■ Supplied records

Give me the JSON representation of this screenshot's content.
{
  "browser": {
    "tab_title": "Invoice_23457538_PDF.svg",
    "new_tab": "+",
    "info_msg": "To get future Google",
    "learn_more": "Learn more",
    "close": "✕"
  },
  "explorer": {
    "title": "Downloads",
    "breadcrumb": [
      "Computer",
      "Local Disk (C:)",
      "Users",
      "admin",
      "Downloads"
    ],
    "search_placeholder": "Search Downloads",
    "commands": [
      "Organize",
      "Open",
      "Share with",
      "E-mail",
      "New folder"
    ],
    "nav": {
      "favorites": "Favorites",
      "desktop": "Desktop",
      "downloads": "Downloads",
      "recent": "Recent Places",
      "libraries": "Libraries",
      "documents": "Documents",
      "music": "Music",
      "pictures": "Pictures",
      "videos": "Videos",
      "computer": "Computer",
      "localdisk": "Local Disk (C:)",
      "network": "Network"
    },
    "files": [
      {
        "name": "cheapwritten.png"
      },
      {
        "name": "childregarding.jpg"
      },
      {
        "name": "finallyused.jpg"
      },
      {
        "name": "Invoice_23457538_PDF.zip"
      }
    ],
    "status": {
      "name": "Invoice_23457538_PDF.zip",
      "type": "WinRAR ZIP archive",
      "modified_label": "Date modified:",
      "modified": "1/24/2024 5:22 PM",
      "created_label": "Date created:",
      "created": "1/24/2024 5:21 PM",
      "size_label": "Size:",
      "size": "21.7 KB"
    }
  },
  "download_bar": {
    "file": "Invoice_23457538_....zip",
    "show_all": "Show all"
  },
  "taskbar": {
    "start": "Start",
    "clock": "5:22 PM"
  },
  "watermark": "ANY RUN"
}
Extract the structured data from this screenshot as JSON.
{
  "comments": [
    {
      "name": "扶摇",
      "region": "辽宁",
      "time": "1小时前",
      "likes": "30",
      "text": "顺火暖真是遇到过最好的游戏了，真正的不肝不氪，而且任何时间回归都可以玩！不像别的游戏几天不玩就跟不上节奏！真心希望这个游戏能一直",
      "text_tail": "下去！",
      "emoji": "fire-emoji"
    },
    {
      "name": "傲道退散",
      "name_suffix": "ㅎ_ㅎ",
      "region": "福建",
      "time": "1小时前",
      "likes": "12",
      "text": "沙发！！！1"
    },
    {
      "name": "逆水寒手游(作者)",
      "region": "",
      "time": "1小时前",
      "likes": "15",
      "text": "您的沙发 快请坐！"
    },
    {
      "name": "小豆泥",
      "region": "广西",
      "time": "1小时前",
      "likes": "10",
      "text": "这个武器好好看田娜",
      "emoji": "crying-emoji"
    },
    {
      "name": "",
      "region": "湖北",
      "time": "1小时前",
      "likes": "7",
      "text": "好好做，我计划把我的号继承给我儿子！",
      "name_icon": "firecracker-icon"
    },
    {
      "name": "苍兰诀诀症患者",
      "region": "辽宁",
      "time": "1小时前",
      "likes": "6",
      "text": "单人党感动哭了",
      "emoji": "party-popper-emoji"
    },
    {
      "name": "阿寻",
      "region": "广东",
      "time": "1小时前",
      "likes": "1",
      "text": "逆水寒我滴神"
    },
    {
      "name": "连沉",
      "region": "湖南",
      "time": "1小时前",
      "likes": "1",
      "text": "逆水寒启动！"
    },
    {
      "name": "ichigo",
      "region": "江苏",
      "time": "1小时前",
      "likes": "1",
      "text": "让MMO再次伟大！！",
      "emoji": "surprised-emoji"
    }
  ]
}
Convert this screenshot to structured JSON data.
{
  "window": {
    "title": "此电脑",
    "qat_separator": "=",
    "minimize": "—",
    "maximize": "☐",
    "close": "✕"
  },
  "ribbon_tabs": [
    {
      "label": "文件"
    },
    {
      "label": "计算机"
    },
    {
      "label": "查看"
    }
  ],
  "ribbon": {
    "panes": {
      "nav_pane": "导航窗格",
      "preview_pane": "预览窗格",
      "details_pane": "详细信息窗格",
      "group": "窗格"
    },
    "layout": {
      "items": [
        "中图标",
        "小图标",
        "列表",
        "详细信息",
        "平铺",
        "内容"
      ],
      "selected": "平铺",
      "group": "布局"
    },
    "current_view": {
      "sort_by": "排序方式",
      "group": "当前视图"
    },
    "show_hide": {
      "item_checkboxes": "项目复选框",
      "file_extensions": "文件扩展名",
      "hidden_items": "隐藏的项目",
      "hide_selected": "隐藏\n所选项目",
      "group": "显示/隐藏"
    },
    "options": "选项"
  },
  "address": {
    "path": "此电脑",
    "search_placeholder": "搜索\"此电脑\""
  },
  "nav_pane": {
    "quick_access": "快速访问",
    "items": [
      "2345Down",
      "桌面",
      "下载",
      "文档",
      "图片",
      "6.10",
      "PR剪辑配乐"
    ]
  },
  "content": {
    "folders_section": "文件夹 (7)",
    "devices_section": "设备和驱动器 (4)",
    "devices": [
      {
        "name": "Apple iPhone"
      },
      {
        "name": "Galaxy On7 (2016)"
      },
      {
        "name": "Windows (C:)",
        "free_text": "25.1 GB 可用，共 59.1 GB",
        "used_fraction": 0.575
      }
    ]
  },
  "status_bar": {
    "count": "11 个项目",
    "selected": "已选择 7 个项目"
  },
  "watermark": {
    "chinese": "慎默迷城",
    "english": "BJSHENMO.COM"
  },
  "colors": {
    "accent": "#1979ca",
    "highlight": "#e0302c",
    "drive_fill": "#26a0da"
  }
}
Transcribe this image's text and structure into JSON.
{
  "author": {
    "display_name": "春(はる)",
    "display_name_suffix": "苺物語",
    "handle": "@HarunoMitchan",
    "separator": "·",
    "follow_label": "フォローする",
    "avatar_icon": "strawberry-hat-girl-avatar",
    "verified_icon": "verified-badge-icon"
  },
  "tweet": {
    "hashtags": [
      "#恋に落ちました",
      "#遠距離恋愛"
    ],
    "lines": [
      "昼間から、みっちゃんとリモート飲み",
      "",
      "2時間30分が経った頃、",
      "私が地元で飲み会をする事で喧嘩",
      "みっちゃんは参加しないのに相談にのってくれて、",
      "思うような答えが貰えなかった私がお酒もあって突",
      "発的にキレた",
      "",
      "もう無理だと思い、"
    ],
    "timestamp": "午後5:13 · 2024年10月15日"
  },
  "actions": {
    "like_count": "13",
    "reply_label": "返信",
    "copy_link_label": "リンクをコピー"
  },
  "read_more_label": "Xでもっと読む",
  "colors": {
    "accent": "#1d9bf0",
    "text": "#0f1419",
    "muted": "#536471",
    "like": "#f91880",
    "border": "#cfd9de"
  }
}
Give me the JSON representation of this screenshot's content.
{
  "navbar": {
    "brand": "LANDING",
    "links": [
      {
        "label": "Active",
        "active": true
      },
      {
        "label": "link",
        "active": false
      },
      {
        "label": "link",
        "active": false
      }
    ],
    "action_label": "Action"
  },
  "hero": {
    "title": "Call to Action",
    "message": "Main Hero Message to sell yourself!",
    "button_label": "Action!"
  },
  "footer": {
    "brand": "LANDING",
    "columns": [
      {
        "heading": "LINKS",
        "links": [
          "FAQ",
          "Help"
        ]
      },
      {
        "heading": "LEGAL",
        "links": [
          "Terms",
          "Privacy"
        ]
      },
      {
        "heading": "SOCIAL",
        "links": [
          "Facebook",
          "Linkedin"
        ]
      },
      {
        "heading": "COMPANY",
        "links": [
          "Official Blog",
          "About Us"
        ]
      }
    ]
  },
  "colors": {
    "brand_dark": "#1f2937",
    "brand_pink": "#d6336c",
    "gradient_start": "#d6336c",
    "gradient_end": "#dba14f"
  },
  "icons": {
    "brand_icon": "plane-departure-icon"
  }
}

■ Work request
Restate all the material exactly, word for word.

■ Task response
Give me the JSON representation of this screenshot's content.
{
  "browser": {
    "tab_title": "Invoice_23457538_PDF.svg",
    "new_tab": "+",
    "info_msg": "To get future Google",
    "learn_more": "Learn more",
    "close": "✕"
  },
  "explorer": {
    "title": "Downloads",
    "breadcrumb": [
      "Computer",
      "Local Disk (C:)",
      "Users",
      "admin",
      "Downloads"
    ],
    "search_placeholder": "Search Downloads",
    "commands": [
      "Organize",
      "Open",
      "Share with",
      "E-mail",
      "New folder"
    ],
    "nav": {
      "favorites": "Favorites",
      "desktop": "Desktop",
      "downloads": "Downloads",
      "recent": "Recent Places",
      "libraries": "Libraries",
      "documents": "Documents",
      "music": "Music",
      "pictures": "Pictures",
      "videos": "Videos",
      "computer": "Computer",
      "localdisk": "Local Disk (C:)",
      "network": "Network"
    },
    "files": [
      {
        "name": "cheapwritten.png"
      },
      {
        "name": "childregarding.jpg"
      },
      {
        "name": "finallyused.jpg"
      },
      {
        "name": "Invoice_23457538_PDF.zip"
      }
    ],
    "status": {
      "name": "Invoice_23457538_PDF.zip",
      "type": "WinRAR ZIP archive",
      "modified_label": "Date modified:",
      "modified": "1/24/2024 5:22 PM",
      "created_label": "Date created:",
      "created": "1/24/2024 5:21 PM",
      "size_label": "Size:",
      "size": "21.7 KB"
    }
  },
  "download_bar": {
    "file": "Invoice_23457538_....zip",
    "show_all": "Show all"
  },
  "taskbar": {
    "start": "Start",
    "clock": "5:22 PM"
  },
  "watermark": "ANY RUN"
}
Extract the structured data from this screenshot as JSON.
{
  "comments": [
    {
      "name": "扶摇",
      "region": "辽宁",
      "time": "1小时前",
      "likes": "30",
      "text": "顺火暖真是遇到过最好的游戏了，真正的不肝不氪，而且任何时间回归都可以玩！不像别的游戏几天不玩就跟不上节奏！真心希望这个游戏能一直",
      "text_tail": "下去！",
      "emoji": "fire-emoji"
    },
    {
      "name": "傲道退散",
      "name_suffix": "ㅎ_ㅎ",
      "region": "福建",
      "time": "1小时前",
      "likes": "12",
      "text": "沙发！！！1"
    },
    {
      "name": "逆水寒手游(作者)",
      "region": "",
      "time": "1小时前",
      "likes": "15",
      "text": "您的沙发 快请坐！"
    },
    {
      "name": "小豆泥",
      "region": "广西",
      "time": "1小时前",
      "likes": "10",
      "text": "这个武器好好看田娜",
      "emoji": "crying-emoji"
    },
    {
      "name": "",
      "region": "湖北",
      "time": "1小时前",
      "likes": "7",
      "text": "好好做，我计划把我的号继承给我儿子！",
      "name_icon": "firecracker-icon"
    },
    {
      "name": "苍兰诀诀症患者",
      "region": "辽宁",
      "time": "1小时前",
      "likes": "6",
      "text": "单人党感动哭了",
      "emoji": "party-popper-emoji"
    },
    {
      "name": "阿寻",
      "region": "广东",
      "time": "1小时前",
      "likes": "1",
      "text": "逆水寒我滴神"
    },
    {
      "name": "连沉",
      "region": "湖南",
      "time": "1小时前",
      "likes": "1",
      "text": "逆水寒启动！"
    },
    {
      "name": "ichigo",
      "region": "江苏",
      "time": "1小时前",
      "likes": "1",
      "text": "让MMO再次伟大！！",
      "emoji": "surprised-emoji"
    }
  ]
}
Convert this screenshot to structured JSON data.
{
  "window": {
    "title": "此电脑",
    "qat_separator": "=",
    "minimize": "—",
    "maximize": "☐",
    "close": "✕"
  },
  "ribbon_tabs": [
    {
      "label": "文件"
    },
    {
      "label": "计算机"
    },
    {
      "label": "查看"
    }
  ],
  "ribbon": {
    "panes": {
      "nav_pane": "导航窗格",
      "preview_pane": "预览窗格",
      "details_pane": "详细信息窗格",
      "group": "窗格"
    },
    "layout": {
      "items": [
        "中图标",
        "小图标",
        "列表",
        "详细信息",
        "平铺",
        "内容"
      ],
      "selected": "平铺",
      "group": "布局"
    },
    "current_view": {
      "sort_by": "排序方式",
      "group": "当前视图"
    },
    "show_hide": {
      "item_checkboxes": "项目复选框",
      "file_extensions": "文件扩展名",
      "hidden_items": "隐藏的项目",
      "hide_selected": "隐藏\n所选项目",
      "group": "显示/隐藏"
    },
    "options": "选项"
  },
  "address": {
    "path": "此电脑",
    "search_placeholder": "搜索\"此电脑\""
  },
  "nav_pane": {
    "quick_access": "快速访问",
    "items": [
      "2345Down",
      "桌面",
      "下载",
      "文档",
      "图片",
      "6.10",
      "PR剪辑配乐"
    ]
  },
  "content": {
    "folders_section": "文件夹 (7)",
    "devices_section": "设备和驱动器 (4)",
    "devices": [
      {
        "name": "Apple iPhone"
      },
      {
        "name": "Galaxy On7 (2016)"
      },
      {
        "name": "Windows (C:)",
        "free_text": "25.1 GB 可用，共 59.1 GB",
        "used_fraction": 0.575
      }
    ]
  },
  "status_bar": {
    "count": "11 个项目",
    "selected": "已选择 7 个项目"
  },
  "watermark": {
    "chinese": "慎默迷城",
    "english": "BJSHENMO.COM"
  },
  "colors": {
    "accent": "#1979ca",
    "highlight": "#e0302c",
    "drive_fill": "#26a0da"
  }
}
Transcribe this image's text and structure into JSON.
{
  "author": {
    "display_name": "春(はる)",
    "display_name_suffix": "苺物語",
    "handle": "@HarunoMitchan",
    "separator": "·",
    "follow_label": "フォローする",
    "avatar_icon": "strawberry-hat-girl-avatar",
    "verified_icon": "verified-badge-icon"
  },
  "tweet": {
    "hashtags": [
      "#恋に落ちました",
      "#遠距離恋愛"
    ],
    "lines": [
      "昼間から、みっちゃんとリモート飲み",
      "",
      "2時間30分が経った頃、",
      "私が地元で飲み会をする事で喧嘩",
      "みっちゃんは参加しないのに相談にのってくれて、",
      "思うような答えが貰えなかった私がお酒もあって突",
      "発的にキレた",
      "",
      "もう無理だと思い、"
    ],
    "timestamp": "午後5:13 · 2024年10月15日"
  },
  "actions": {
    "like_count": "13",
    "reply_label": "返信",
    "copy_link_label": "リンクをコピー"
  },
  "read_more_label": "Xでもっと読む",
  "colors": {
    "accent": "#1d9bf0",
    "text": "#0f1419",
    "muted": "#536471",
    "like": "#f91880",
    "border": "#cfd9de"
  }
}
Give me the JSON representation of this screenshot's content.
{
  "navbar": {
    "brand": "LANDING",
    "links": [
      {
        "label": "Active",
        "active": true
      },
      {
        "label": "link",
        "active": false
      },
      {
        "label": "link",
        "active": false
      }
    ],
    "action_label": "Action"
  },
  "hero": {
    "title": "Call to Action",
    "message": "Main Hero Message to sell yourself!",
    "button_label": "Action!"
  },
  "footer": {
    "brand": "LANDING",
    "columns": [
      {
        "heading": "LINKS",
        "links": [
          "FAQ",
          "Help"
        ]
      },
      {
        "heading": "LEGAL",
        "links": [
          "Terms",
          "Privacy"
        ]
      },
      {
        "heading": "SOCIAL",
        "links": [
          "Facebook",
          "Linkedin"
        ]
      },
      {
        "heading": "COMPANY",
        "links": [
          "Official Blog",
          "About Us"
        ]
      }
    ]
  },
  "colors": {
    "brand_dark": "#1f2937",
    "brand_pink": "#d6336c",
    "gradient_start": "#d6336c",
    "gradient_end": "#dba14f"
  },
  "icons": {
    "brand_icon": "plane-departure-icon"
  }
}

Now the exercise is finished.